(Collection entries)
■ ■ ■

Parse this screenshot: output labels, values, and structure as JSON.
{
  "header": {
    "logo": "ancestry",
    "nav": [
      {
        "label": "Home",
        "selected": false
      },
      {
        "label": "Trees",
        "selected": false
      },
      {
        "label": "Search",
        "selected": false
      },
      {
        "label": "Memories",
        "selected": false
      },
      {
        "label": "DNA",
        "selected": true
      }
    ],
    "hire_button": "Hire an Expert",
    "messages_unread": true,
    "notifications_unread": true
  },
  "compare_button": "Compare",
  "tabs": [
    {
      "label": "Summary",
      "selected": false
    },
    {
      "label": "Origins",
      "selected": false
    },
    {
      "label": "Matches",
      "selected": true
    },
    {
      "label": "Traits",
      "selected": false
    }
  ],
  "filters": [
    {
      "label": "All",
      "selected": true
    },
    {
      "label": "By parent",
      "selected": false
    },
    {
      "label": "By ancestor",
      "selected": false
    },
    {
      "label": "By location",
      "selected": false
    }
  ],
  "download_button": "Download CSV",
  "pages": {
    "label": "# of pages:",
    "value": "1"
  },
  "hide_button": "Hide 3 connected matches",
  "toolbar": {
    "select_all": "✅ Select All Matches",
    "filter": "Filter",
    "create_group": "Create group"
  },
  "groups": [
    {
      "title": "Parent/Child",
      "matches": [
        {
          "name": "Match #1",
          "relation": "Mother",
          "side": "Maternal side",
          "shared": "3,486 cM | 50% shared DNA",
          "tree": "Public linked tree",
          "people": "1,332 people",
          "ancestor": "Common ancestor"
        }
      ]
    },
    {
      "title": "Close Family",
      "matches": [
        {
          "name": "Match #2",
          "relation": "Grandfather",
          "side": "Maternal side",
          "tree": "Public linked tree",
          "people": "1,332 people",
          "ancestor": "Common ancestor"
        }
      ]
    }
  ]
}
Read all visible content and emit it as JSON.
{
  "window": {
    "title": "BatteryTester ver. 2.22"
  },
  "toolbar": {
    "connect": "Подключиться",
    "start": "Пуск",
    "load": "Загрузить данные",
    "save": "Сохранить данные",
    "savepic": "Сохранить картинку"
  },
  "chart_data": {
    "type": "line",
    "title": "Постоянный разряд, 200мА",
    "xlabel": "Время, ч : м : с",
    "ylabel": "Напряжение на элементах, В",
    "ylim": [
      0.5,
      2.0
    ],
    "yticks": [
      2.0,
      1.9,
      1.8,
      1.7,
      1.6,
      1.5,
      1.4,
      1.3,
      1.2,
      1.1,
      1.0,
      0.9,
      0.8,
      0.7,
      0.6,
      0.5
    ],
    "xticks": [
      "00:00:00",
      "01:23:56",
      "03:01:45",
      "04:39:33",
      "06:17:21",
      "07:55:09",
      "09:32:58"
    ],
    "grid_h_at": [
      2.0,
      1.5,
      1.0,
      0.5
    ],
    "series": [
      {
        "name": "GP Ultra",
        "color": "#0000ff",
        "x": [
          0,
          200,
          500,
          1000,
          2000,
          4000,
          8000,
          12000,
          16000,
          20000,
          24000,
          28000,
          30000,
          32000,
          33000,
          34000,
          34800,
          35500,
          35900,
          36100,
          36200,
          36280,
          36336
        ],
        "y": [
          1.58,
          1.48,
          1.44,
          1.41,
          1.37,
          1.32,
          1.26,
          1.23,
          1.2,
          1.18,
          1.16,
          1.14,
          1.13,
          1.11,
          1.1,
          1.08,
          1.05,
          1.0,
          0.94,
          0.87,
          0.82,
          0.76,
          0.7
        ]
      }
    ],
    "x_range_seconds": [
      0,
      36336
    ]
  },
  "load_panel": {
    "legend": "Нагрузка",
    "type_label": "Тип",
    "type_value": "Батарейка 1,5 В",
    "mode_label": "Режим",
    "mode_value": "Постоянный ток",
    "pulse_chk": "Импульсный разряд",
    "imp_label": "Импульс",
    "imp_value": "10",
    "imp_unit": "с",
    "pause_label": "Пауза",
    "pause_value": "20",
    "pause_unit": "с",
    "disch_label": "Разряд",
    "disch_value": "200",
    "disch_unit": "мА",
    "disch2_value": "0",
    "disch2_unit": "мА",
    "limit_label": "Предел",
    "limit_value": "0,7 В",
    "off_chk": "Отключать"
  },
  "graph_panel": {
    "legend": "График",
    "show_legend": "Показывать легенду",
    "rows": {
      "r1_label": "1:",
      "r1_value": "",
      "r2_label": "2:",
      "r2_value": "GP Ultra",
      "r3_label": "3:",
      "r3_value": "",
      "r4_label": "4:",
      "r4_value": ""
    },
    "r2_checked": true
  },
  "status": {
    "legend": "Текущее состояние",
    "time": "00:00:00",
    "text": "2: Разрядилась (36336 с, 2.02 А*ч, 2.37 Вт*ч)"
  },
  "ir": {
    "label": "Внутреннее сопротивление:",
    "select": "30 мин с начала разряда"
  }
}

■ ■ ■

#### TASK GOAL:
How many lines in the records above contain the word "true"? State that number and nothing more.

#### RESPONSE TO THE EXERCISE:
6